We applied for bail five times. Every time they said no. Then on 15 November, at 3.25am, some officers came into the small room I share with my mother. They took us down to the reception. Five escorts arrived, one woman and four men, and the woman searched our bodies in front of the waiting men. They took us to a black van – two escorts sat next to me, one next to my mum, the other two in the front. They chatted among themselves during the journey. After a while they fell asleep. I looked out of the window, but it was dark. I was thinking: What are my friends doing? Will I see my school again? Why do I have to go into a country I don’t know?
I felt angry with everyone. When we arrived at Heathrow, an officer said to me: “You know if you refuse to go on the plane, we’ll put handcuffs on you and tie your feet. Tell your mum what I said.” They drove us right next to the plane. They took my mum out, and my mum started crying more and tried not to go up the steps. The officer went on top of her, pushed her on to the floor, and hit her with the handcuffs. She was bruised and cut. He handcuffed her, and dragged her off the tarmac and up the steps to the very back of the plane.

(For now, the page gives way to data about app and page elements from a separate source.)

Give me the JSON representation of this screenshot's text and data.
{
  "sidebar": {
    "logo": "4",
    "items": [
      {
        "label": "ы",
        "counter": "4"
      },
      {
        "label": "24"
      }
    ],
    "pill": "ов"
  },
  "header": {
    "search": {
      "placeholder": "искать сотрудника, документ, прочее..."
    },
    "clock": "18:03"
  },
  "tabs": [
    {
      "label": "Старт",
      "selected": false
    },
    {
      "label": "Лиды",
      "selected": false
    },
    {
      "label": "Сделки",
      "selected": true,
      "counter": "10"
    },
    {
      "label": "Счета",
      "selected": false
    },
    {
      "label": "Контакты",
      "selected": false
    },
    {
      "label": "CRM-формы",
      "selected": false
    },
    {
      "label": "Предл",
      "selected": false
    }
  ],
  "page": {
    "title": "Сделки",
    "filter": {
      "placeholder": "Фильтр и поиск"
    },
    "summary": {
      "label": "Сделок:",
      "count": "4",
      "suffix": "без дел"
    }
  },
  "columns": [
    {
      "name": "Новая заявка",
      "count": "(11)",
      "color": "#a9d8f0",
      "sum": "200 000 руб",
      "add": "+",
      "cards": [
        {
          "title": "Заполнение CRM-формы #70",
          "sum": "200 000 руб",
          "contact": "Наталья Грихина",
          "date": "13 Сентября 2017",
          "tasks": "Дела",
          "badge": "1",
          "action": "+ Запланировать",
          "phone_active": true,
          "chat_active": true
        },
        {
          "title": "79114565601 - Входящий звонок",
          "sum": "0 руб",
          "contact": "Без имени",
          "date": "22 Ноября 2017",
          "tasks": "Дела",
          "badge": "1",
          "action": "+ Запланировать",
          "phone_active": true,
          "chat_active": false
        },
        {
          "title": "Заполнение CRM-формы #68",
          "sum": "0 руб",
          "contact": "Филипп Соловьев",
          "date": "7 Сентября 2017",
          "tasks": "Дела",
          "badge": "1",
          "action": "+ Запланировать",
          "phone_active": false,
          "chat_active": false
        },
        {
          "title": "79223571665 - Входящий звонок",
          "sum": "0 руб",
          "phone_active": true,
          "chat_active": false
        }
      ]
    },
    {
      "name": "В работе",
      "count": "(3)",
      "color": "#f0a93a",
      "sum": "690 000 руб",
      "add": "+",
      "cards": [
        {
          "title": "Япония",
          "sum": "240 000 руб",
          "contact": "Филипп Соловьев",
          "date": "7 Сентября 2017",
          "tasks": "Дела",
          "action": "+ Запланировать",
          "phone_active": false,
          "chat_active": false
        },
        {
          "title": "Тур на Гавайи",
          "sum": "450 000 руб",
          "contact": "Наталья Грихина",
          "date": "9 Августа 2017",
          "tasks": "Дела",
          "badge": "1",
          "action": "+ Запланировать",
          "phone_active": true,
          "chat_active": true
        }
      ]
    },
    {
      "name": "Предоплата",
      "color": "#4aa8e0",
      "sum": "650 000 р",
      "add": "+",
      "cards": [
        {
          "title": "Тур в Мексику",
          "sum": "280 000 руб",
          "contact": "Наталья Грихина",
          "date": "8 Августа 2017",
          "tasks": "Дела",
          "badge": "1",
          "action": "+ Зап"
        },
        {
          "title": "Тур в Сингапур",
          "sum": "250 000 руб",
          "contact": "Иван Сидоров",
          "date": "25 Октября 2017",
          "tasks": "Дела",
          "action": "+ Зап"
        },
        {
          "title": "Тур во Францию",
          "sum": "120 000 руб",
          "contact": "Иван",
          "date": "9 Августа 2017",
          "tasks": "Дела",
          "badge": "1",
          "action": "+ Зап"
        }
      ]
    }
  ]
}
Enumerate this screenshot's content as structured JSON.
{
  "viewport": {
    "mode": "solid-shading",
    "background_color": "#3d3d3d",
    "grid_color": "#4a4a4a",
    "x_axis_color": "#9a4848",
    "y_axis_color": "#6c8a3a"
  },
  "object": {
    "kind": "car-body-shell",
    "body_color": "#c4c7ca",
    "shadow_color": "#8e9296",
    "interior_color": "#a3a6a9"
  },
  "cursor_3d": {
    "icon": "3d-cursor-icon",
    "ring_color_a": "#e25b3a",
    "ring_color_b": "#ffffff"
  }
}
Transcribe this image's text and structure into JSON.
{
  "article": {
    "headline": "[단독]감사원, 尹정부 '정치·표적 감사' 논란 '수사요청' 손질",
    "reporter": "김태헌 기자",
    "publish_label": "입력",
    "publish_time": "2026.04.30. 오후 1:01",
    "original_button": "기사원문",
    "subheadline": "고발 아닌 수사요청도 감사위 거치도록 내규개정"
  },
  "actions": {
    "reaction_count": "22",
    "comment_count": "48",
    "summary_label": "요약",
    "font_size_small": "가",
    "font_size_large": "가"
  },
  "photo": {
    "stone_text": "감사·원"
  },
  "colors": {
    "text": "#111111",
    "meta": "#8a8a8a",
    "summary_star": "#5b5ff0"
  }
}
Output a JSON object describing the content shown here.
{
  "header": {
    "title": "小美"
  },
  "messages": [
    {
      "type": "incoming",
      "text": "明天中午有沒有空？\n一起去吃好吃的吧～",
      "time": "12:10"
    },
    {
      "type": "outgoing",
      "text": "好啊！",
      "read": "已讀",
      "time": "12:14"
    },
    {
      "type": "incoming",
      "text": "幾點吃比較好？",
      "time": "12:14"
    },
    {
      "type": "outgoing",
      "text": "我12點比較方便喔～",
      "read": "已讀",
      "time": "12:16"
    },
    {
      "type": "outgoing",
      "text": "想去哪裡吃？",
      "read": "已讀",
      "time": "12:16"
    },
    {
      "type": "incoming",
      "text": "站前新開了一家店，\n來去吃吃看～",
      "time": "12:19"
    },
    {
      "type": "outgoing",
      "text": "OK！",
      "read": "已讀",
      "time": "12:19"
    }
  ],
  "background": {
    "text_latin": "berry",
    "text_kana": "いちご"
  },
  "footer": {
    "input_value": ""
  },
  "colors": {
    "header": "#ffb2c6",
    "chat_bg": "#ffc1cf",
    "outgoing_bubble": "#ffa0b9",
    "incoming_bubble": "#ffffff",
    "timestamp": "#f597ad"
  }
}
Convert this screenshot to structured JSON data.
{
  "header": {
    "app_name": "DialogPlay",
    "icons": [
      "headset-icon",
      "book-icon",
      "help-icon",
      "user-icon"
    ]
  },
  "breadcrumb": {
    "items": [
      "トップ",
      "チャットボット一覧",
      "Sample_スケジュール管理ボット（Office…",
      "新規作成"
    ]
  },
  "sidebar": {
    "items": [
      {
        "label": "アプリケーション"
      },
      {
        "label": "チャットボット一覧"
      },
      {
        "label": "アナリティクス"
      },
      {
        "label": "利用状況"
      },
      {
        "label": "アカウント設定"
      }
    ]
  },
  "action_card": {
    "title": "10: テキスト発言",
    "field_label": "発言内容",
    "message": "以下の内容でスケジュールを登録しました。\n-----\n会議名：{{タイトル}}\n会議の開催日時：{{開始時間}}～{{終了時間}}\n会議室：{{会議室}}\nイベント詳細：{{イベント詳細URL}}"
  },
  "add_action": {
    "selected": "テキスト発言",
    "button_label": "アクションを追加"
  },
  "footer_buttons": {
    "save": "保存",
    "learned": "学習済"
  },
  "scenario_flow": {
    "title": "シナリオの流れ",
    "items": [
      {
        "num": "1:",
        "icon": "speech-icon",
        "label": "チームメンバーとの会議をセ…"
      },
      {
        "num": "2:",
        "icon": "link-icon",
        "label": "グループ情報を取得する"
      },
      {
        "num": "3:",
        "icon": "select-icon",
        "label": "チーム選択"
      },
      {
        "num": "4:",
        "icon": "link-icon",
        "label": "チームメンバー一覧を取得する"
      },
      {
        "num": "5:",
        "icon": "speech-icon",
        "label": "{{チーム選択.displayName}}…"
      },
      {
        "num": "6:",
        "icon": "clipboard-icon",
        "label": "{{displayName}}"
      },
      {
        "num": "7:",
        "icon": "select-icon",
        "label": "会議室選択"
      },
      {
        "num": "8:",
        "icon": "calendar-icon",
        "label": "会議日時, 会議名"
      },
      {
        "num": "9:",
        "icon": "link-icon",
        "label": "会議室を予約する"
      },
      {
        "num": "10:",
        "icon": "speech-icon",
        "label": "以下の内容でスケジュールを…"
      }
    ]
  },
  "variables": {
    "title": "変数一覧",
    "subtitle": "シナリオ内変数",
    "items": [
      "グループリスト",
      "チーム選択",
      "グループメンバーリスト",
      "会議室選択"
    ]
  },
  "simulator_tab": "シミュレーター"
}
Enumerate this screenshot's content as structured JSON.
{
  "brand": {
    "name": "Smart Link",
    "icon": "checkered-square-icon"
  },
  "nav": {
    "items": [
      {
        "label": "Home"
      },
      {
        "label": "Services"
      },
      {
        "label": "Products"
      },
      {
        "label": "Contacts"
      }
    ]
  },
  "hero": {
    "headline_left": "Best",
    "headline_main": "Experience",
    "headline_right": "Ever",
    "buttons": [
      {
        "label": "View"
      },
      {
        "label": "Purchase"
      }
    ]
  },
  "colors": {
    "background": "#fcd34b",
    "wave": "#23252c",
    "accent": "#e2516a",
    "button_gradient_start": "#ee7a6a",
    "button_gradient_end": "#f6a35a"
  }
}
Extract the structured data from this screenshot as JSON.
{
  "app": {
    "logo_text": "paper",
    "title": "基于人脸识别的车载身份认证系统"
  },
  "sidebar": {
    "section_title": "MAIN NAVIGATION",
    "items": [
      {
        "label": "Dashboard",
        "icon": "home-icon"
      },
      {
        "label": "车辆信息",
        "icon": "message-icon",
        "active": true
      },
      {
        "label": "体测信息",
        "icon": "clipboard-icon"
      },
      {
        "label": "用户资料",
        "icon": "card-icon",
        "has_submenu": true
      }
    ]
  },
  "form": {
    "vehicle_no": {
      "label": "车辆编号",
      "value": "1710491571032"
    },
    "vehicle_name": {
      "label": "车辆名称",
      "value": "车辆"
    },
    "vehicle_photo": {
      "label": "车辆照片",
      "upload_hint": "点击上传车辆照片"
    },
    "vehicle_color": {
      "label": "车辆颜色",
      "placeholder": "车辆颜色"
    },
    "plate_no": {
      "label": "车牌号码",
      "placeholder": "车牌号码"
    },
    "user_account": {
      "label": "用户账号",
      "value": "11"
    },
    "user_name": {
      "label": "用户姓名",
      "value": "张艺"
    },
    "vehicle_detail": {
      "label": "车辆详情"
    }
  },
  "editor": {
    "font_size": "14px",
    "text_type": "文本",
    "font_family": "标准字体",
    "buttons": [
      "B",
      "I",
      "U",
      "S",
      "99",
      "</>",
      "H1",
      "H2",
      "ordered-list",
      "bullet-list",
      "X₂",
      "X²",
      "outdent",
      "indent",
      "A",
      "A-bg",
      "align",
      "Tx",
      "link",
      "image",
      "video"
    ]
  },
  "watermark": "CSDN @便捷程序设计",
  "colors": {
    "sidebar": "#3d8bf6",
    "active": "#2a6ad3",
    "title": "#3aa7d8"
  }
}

I started crying, as I was scared. Two escorts held me by the hands. I kept saying: “Let me go.” But one pinched my hands to make me go. On the plane, the officer sat next to my mother. She kept crying – he kept telling her: “Shut up, shut up.” They sat me between two escorts who kept twisting my hands very hard. I kept saying: “I want to speak to the pilot.” A teenage passenger started taking mobile-phone pictures. The plane moved a bit, then the pilot said over the intercom: “We are sorry for the disturbance. The deportees should be offloaded.” So they took us back to Yarl’s Wood, and then we were taken to Bedford Hospital.
When I was in hospital one day, on my birthday, the Children’s Commissioner, Sir Al Aynsley-Green, came to see me, and the next day we were released. First, we were sent to an induction centre, where I started a new school, and then to Newcastle, where I had to start all over again in another school. But then our case was heard again and we have refugee status. In my school report this summer, they said I was an excellent student. I am making a new start and one day I will show everyone what I am capable of. But I will never forget Yarl’s Wood.